I think most of us would rather go wireless with all of our gear than have to fight wires and cables assuming the wireless gear offered the same performance as our wired gear. Netgear is big in the home networking realm with all manner of gear for wired and wireless products. The company has unveiled a new line of gear that is specifically designed to allow for high-speed streaming of jitter-free 1080p HD video throughout the home wirelessly.
The Pogoplug keeps getting updated, and there's not a single bad spot in sight. This time around, with a brand new firmware that's being pushed out to the devices right now, the pink box will officially support plenty of features that the company previously made official over the last few months. One of the most exciting ones: cloud printing!
Pogoplug has launched a new WiFi adapter, the Pogoplug Wireless Extender, which allows users of the home NAS adapter to get online via a wireless network rather than stringing ethernet cable to their router. Up for preorder at $29, the Wireless Extender supports WiFi b/g/n. Meanwhile Pogoplug are also slashing the price of their eponymous device, down from $129 to $99.
Find out how to get a free Pogoplug Wireless Extender after the cut
We were big fans of the second-gen Pogoplug when we reviewed it back in April, and now the company has outed a business-centric version, the Pogoplug Biz. Ditching the consumer model's hot pink chassis for a more sober, black finish - after all, we wouldn't want employees thinking it was a party in the office - the Pogoplug Biz adds in file tracking stats, custom email addresses and file-sharing pages, multiple user accounts and remote backup.
Cisco has announced that they've put in a bid to buy MOTO, but before you get too excited it's not the Motorola that produce cellphones but the design consulting firm based in San Francisco. MOTO are no strangers to the pages of SlashGear - we've featured their Labs work a few times now - but the company has also worked with Cisco before on the Flip camcorder range.
Chinese researchers are looking to use flickering LEDs to replace traditional short-distance wireless networking standards, and that could be integrated into office or home lighting. By rapidly pulsing the LEDs, the Chinese Academy of Sciences' Institute for the Study of Semiconductor have come up with the Lighting Information Network, consisting of blue LEDs capable of 2Mbps transfer speeds.
Bigfoot Networks has been making network cards for a long time that promise to improve the gaming performance of computers used for online games. The company already offers NICs like the Xeno Killer Pro and Ultra. Bigfoot Networks has unveiled its latest Nic aimed at gamers today called the Killer 2100.
TiVo have outed their latest peripheral for the newest TiVo Premiere, and if you've been regularly tripping over a stretch of ethernet cable running between your router and the DVR then the TiVo Wireless N Network Adapter should save your knees. Backward compatible with WiFi b/g, the 802.11n adapter is all about speed: whether that be faster video-on-demand downloads, transferring HD files between multiple TiVo units, or speedier exporting to portable devices.
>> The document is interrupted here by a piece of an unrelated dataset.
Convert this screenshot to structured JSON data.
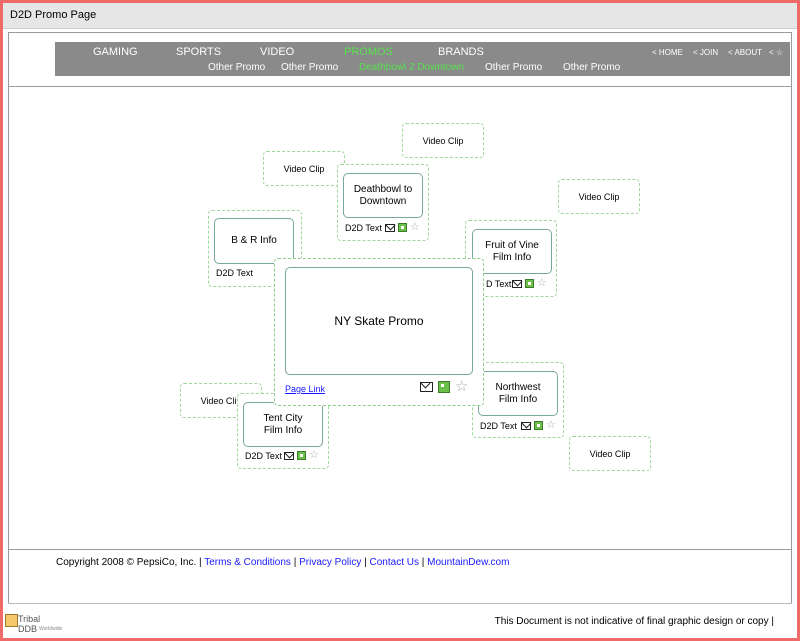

Network-attached storage is seldom eye-catching, rarely interesting and not normally cheap, and in that sort of market the Pogoplug is guaranteed to stand out. Currently in its second generation - with a fair few software upgrades along the way - the bright pink box promises to take regular USB hard drives and have them shared across a network for both local and remote access within minutes. Too good to be true? Check out the full SlashGear review after the cut.
Princeton University reckon they've discovered the root cause of the iPad's intermittent WiFi connection problems, and rather than a hardware fault - as many early-adopters feared - they believe it's down to how iPhone OS 3.2 handles DHCP leases. They found that in certain circumstances the iPad doesn't renew its DHCP lease, attempting to continue using the same IP address despite whichever router assigned it no longer seeing it as valid (and, potentially, already having assigned it to a different user).
ASUS have already thrown AMD Phenom II X6 support into their M4-series of motherboards, and now the company have thrown another tidbit into the mixture: IEEE 802.3az. In case you're not familiar with the latest acronym, that's Energy Efficient Ethernet (EEE) and it promises to cut power consumption by up to 81.3-percent during periods of low network activity.